INSTRUCTIONS TO FOLLOW >>
Work through the data and say how many lines contain "news". The number alone is the answer.

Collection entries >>
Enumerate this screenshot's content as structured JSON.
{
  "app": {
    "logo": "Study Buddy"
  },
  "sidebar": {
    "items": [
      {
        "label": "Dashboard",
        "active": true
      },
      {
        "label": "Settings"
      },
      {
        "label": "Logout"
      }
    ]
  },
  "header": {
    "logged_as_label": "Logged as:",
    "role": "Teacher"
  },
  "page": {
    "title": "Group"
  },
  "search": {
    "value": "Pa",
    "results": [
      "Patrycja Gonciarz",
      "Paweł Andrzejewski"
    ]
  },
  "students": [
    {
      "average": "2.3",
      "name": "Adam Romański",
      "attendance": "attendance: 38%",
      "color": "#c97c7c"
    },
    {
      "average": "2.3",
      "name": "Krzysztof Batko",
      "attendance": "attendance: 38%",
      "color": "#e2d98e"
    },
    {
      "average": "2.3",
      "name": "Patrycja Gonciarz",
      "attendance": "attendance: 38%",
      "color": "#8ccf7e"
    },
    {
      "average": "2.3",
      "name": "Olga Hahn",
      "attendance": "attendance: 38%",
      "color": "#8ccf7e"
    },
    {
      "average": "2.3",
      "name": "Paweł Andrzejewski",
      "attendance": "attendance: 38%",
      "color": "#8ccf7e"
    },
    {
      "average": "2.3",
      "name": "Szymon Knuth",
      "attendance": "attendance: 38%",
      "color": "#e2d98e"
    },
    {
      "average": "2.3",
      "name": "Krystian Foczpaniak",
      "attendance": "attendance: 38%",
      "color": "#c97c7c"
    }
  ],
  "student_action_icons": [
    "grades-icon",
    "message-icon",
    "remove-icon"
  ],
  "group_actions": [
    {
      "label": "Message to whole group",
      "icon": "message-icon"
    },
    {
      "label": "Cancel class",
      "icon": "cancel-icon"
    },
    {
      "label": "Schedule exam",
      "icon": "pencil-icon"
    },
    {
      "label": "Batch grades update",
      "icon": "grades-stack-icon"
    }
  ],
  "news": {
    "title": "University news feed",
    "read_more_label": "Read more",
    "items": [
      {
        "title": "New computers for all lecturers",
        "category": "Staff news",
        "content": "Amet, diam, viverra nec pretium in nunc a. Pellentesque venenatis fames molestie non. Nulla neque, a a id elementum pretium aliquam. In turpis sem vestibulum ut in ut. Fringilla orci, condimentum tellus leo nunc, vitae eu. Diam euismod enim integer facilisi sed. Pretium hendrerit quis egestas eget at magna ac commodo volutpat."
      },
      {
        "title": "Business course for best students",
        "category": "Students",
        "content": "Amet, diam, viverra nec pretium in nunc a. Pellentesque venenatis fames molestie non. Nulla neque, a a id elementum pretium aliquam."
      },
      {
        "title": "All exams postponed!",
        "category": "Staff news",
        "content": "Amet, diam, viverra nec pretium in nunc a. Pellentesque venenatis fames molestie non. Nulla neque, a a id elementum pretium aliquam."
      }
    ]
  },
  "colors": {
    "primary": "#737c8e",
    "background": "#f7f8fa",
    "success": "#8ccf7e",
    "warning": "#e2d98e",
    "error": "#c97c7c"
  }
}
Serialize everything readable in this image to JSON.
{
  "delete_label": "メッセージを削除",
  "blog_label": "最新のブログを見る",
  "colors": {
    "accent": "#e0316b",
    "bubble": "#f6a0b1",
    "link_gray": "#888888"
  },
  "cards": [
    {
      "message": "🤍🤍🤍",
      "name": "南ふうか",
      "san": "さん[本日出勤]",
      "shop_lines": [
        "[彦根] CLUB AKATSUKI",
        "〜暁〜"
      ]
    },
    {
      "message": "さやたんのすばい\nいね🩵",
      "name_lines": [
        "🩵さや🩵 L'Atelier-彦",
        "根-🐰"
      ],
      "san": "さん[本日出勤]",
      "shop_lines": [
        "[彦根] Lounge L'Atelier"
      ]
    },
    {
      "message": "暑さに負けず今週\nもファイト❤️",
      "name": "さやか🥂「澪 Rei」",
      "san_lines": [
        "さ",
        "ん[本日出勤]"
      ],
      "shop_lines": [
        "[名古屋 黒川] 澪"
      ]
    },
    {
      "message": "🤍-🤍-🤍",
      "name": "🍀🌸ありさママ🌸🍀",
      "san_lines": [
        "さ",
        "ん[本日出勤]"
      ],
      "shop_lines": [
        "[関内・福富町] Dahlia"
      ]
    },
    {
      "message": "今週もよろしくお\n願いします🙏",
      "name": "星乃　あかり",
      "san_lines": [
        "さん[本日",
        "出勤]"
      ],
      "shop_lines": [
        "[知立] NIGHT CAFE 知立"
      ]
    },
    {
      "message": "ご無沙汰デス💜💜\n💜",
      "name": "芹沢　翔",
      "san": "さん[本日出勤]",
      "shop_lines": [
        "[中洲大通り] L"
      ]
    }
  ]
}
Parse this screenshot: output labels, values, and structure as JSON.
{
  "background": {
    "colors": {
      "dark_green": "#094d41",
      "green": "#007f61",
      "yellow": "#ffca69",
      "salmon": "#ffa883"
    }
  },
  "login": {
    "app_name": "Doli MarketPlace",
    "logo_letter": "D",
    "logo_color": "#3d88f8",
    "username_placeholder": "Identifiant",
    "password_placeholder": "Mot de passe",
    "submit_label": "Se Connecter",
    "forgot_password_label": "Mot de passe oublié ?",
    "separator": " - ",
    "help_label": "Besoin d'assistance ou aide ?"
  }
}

TASK RESULT >>
4